Scottish oil exploration company Cairn Energy has struck oil near Greenland, becoming the first company to make a find in the area.
The wider industry has been watching Cairn’s exploits in the icy Arctic waters with interest, but yesterday’s announcement of an oil strike is not expected to prompt a rush of other energy firms to Greenland.
Edinburgh-based Cairn said further analysis was needed for the gas and two types of oil it encountered in drilling operations in the untapped Baffin Bay basin.
Oil was discovered only “intermittently” in the well, which has so far reached depths of more than 14,100ft, the company added.
Jim Hannon, founding partner at industry consultant Hannon Westwood, said it remained to be seen how much oil there was, and even if it led to production it would be many years before development projects got under way.
Greenland could offer opportunities for energy service firms based in the north-east but only in the long-term, he said, adding: “I would not expect to see a sudden switch in emphasis by any of these companies.”
The current global financial climate makes it unlikely that oil explorers will go rushing off to Greenland on the back of Cairn’s find, according to Mr Hannon.
He said: “This is in its very early days and most oil and gas firms have got more than enough on their plates seeking the finances and resources to drill what is already in front of them.”
Supermajors were the only firms big enough for the “massive” investment that would be needed to exploit the area commercially, with most smaller companies probably being left to watch from the sidelines with envy, he added.
Andrew Reid, the Aberdeen-based managing director of energy consultancy Douglas Westwood, said the providers of support services to Greenland were likely to hail from north America.
He added: “The reality is, however, that Arctic exploration and particularly development is still an evolving area and somewhat ‘frontier’ as far as offshore production is concerned.
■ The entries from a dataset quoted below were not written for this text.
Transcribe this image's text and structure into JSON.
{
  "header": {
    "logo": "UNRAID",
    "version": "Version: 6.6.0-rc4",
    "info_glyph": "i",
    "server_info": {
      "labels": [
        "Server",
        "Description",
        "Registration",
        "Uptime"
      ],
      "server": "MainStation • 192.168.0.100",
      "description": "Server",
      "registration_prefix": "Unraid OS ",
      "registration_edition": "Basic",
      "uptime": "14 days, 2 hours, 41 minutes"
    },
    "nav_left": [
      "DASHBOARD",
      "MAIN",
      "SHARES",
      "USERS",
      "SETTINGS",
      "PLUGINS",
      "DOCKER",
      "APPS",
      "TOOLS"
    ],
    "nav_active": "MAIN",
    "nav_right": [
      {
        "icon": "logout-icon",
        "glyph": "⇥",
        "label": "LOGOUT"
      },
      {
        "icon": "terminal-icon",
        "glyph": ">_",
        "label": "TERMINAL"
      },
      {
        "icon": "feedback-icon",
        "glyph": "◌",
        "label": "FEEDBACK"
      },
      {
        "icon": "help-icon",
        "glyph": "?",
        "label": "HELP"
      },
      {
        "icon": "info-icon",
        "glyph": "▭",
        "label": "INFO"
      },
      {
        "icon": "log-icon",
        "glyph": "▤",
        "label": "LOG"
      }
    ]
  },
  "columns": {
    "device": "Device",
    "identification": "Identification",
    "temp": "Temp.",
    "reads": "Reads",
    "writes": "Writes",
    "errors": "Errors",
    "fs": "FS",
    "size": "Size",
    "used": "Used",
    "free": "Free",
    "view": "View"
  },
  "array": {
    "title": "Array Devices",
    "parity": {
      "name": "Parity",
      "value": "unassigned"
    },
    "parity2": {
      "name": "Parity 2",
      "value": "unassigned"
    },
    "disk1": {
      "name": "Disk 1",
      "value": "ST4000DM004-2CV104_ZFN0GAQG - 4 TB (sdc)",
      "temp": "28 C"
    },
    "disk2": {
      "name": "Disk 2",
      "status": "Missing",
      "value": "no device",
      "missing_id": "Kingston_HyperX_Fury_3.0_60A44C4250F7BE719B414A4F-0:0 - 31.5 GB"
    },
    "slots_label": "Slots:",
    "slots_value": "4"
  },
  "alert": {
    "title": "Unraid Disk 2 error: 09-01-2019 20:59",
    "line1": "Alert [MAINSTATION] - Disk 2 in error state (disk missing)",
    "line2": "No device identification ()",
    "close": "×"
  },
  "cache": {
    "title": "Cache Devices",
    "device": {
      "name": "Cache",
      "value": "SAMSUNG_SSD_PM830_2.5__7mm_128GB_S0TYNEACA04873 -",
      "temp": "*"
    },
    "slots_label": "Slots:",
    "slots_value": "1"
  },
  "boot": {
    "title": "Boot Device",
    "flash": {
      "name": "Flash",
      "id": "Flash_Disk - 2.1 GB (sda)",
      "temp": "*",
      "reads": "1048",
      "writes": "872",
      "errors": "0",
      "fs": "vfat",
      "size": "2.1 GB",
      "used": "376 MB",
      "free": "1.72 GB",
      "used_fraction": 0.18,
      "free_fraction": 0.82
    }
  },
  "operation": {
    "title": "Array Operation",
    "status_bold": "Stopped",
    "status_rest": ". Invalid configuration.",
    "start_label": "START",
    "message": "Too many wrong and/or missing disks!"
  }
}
There are still a number of technical, operational and environmental challenges to overcome.”
Subsea UK chief executive Alistair Birnie said service companies in the UK would have to act quickly to get in on the action if activity grew in Greenland.
Mr Birnie added: “We are well placed with the necessary industry expertise and know-how, particularly for managing the environmental aspects.”
Cairn, which is led by former Scottish rugby international and founder Sir Bill Gammell, is the only firm so far to have been granted permission to drill for oil near Greenland.
Its work in the area was disrupted earlier this month when environmental protesters scaled the semi-submersible rig Stena Don to demonstrate against what they claimed were the “huge risks” energy companies were taking with the environment by drilling for oil in deep water.
Yesterday’s announcement by Cairn offset news that the firm had abandoned an earlier well off Greenland, which caused excitement last month when the firm said it had found possible signs of oil. It is writing off £54.3million in costs after revealing the well was not a “commercial discovery”.
The Baffin Bay basin is a similar size to the North Sea but the industry has only recently revisited the region for the first time since the 1970s.